In most cases crimes in the Miss-Lou are either domestic or drug related. In the past, arrests have come on the day of the crime or the day after, but national trends are making the jobs of investigators harder.

The most troubling trend in crime is witness reluctance, Adams County Sheriff’s Office Maj. Jody Waldrop said.

“If they don’t tell us anything it makes our job harder,” he said.

In the city’s most recent murder Ronnie Jones was fired at 30 times yet no one, deputies say, has come forward with any information or has admitted to seeing anything.

Both Brown and Waldrop said while witness reluctance has always plagued law enforcement authorities, the problems is more pronounced today.

“Society changes,” Brown said. “Some people don’t want to cooperate and some are worried about retaliation.”

And violent retaliation may be a viable concern.

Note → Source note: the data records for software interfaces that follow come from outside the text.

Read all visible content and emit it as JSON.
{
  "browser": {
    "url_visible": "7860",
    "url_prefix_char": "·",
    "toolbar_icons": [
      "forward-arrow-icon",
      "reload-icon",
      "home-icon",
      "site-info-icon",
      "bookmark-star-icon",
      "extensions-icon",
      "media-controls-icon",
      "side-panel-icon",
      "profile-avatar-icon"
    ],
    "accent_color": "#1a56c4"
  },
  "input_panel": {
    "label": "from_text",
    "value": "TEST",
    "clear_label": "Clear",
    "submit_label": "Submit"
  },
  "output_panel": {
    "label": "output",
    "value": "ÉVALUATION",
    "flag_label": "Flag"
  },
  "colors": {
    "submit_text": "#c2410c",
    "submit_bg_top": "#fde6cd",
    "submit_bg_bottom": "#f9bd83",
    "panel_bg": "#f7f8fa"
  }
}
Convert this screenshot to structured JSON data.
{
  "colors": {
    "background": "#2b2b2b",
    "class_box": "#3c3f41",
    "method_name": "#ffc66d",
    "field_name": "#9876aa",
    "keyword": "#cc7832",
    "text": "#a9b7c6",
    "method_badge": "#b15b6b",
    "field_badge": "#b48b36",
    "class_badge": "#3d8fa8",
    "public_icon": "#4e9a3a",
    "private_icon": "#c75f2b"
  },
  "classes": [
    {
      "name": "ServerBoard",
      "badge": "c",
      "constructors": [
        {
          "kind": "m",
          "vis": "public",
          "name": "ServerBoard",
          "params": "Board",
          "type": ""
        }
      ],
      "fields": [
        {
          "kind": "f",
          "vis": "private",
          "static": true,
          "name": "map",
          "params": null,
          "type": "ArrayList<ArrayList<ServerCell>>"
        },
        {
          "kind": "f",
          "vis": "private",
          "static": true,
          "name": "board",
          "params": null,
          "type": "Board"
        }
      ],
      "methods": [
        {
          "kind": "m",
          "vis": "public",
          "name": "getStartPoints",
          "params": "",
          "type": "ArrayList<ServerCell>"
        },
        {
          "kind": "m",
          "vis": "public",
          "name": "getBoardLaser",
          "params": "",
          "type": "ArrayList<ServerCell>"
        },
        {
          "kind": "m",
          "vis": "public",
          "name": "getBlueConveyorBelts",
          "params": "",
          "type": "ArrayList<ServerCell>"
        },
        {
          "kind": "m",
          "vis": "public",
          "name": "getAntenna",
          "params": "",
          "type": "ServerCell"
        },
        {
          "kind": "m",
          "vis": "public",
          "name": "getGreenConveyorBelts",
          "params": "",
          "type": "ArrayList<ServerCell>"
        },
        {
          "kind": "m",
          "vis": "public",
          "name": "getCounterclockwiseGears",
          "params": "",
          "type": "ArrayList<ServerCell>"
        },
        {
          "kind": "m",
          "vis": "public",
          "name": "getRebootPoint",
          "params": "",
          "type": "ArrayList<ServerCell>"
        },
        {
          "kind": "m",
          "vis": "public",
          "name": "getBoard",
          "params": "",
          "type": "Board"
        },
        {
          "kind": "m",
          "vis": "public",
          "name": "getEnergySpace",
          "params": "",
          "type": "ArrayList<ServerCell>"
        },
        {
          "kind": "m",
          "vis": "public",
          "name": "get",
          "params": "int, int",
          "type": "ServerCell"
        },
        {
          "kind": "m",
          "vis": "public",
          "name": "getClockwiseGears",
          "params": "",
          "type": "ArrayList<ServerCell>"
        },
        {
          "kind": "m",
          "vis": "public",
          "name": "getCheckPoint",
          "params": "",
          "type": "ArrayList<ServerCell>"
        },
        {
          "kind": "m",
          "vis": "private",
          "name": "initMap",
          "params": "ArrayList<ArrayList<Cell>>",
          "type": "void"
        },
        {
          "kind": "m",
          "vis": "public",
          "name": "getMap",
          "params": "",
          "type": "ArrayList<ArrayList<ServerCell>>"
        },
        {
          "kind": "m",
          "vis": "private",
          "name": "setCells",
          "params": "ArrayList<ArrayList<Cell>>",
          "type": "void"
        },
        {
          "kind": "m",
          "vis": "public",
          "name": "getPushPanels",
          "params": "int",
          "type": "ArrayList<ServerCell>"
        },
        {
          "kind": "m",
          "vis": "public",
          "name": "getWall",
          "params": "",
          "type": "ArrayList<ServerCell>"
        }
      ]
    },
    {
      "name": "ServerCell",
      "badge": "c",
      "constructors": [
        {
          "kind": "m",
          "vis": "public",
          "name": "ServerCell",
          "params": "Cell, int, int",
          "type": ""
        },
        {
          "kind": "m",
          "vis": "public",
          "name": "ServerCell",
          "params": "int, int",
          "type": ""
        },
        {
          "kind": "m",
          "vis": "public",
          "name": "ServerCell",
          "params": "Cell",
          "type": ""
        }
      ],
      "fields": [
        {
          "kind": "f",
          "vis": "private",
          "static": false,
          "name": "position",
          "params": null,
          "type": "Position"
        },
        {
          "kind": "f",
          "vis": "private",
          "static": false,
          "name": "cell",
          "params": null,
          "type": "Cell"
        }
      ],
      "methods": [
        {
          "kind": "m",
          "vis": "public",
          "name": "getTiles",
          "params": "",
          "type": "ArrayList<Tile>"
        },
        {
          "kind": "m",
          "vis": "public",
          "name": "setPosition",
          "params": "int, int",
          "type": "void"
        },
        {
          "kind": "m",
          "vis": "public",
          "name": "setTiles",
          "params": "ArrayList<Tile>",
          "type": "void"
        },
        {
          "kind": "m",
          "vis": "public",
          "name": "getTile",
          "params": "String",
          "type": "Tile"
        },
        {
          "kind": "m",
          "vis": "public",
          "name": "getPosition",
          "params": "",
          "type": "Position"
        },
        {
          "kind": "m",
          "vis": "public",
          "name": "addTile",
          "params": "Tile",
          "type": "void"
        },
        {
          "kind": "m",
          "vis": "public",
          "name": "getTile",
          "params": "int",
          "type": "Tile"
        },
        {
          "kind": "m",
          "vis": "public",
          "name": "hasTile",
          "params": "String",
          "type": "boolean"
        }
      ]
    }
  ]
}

Deputies said they strongly suspect that Ronnie Jones’ murder was a retaliation killing for his rumored role in an earlier murder.

District Attorney Ronnie Harper pointed out the same trends, and said the change is one that is bigger than Natchez.

“We have had some this year that have been very difficult for law enforcement officers to investigate simply because of a lack of cooperation from potential witnesses,” he said. “It’s more difficult to make arrests initially and to obtain a conviction if you don’t have the sufficient evidence to do it.

“The police work very hard, and the sheriff’s office works very hard, but if people don’t cooperate, it makes it very difficult.”

Harper said he thought silence was a trend to some extent, trickling from larger cities down to less populated areas like Natchez.

“I understand concerns they might have about not getting involved,” he said. “But it’s their community as it is ours. Sometimes it’s not the intended targets that get injured, it’s bystanders, children.”

“That’s the tragic part of it when those things happen. Then, nobody wants to step up and help when we have an investigation,” he said.